- **DATASET RECORDS**:
"""

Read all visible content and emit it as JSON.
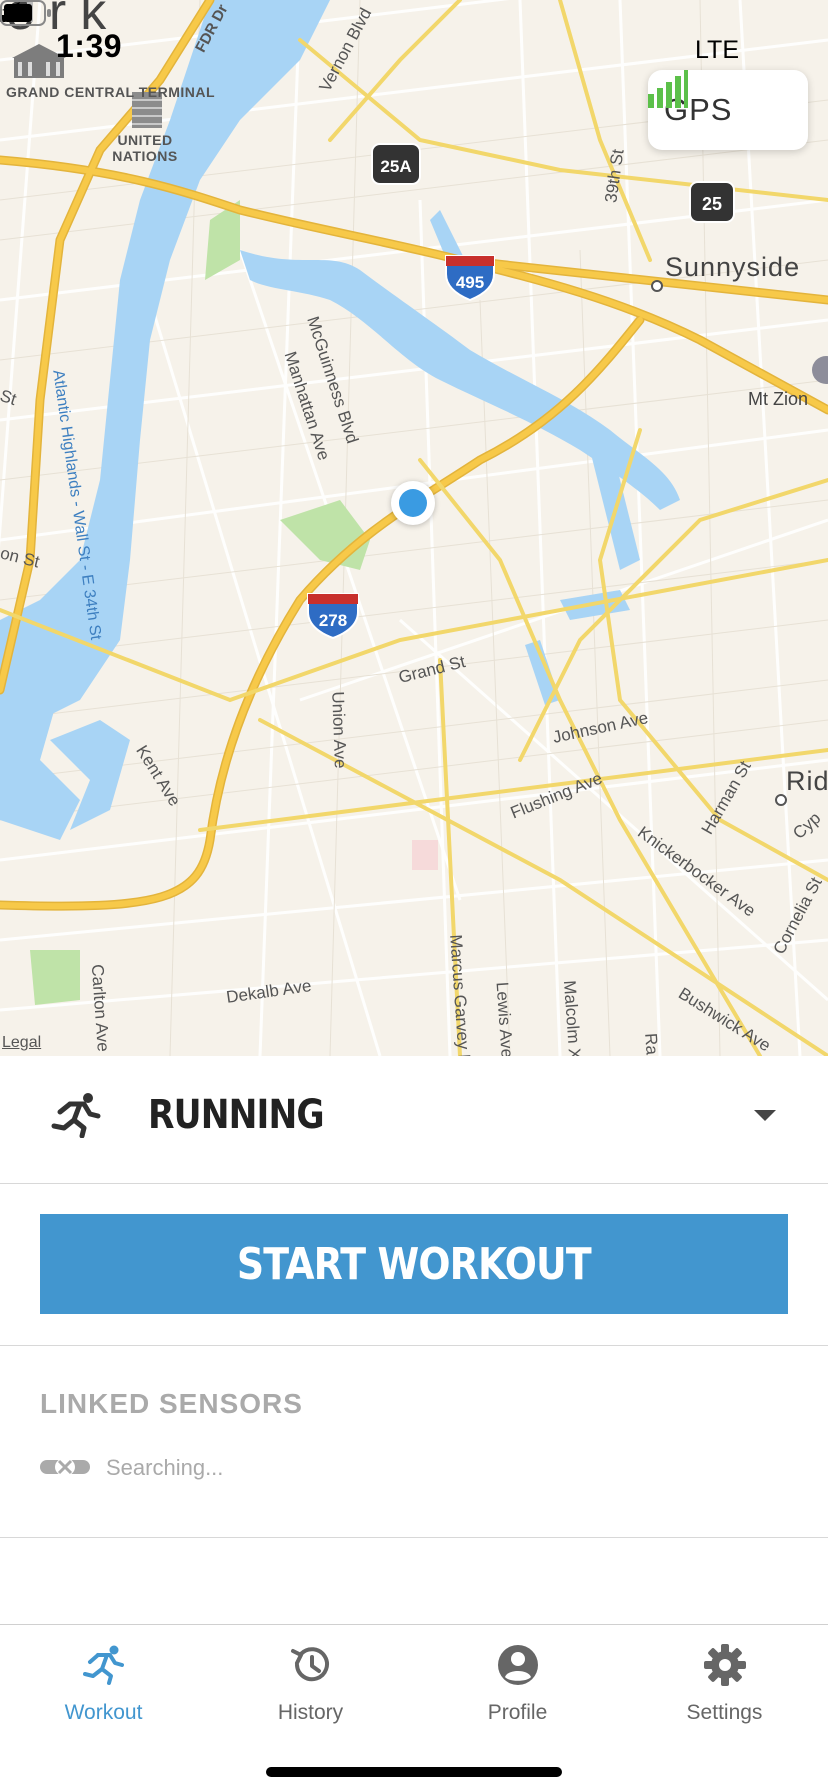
{
  "status_bar": {
    "time": "1:39",
    "network": "LTE",
    "map_partial_text": "ork"
  },
  "map": {
    "gps_label": "GPS",
    "gps_signal_bars": 4,
    "legal_label": "Legal",
    "places": [
      "Sunnyside",
      "Mt Zion",
      "Rid"
    ],
    "pois": [
      "GRAND CENTRAL TERMINAL",
      "UNITED NATIONS"
    ],
    "route_shields": [
      "25A",
      "495",
      "25",
      "278"
    ],
    "streets": [
      "FDR Dr",
      "Vernon Blvd",
      "39th St",
      "McGuinness Blvd",
      "Manhattan Ave",
      "Grand St",
      "Union Ave",
      "Kent Ave",
      "Johnson Ave",
      "Flushing Ave",
      "Harman St",
      "Knickerbocker Ave",
      "Cornelia St",
      "Cyp",
      "Bushwick Ave",
      "Dekalb Ave",
      "Carlton Ave",
      "Marcus Garvey B",
      "Lewis Ave",
      "Malcolm X",
      "Ra",
      "on St",
      "St"
    ],
    "water_label": "Atlantic Highlands - Wall St - E 34th St"
  },
  "activity": {
    "name": "RUNNING",
    "icon": "running-person-icon"
  },
  "start_button_label": "START WORKOUT",
  "sensors": {
    "title": "LINKED SENSORS",
    "status": "Searching..."
  },
  "tabs": [
    {
      "label": "Workout",
      "icon": "running-person-icon",
      "active": true
    },
    {
      "label": "History",
      "icon": "history-clock-icon",
      "active": false
    },
    {
      "label": "Profile",
      "icon": "profile-icon",
      "active": false
    },
    {
      "label": "Settings",
      "icon": "gear-icon",
      "active": false
    }
  ],
  "colors": {
    "accent": "#4296cf",
    "water": "#a8d4f5",
    "highway": "#f7c949",
    "park": "#bfe3a8",
    "user_dot": "#3a9be2",
    "gps_bars": "#5cc04a"
  }
}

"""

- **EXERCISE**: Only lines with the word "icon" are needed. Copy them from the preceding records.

- **SOLUTION TO THE PROBLEM**:
    "icon": "running-person-icon"
      "icon": "running-person-icon",
      "icon": "history-clock-icon",
      "icon": "profile-icon",
      "icon": "gear-icon",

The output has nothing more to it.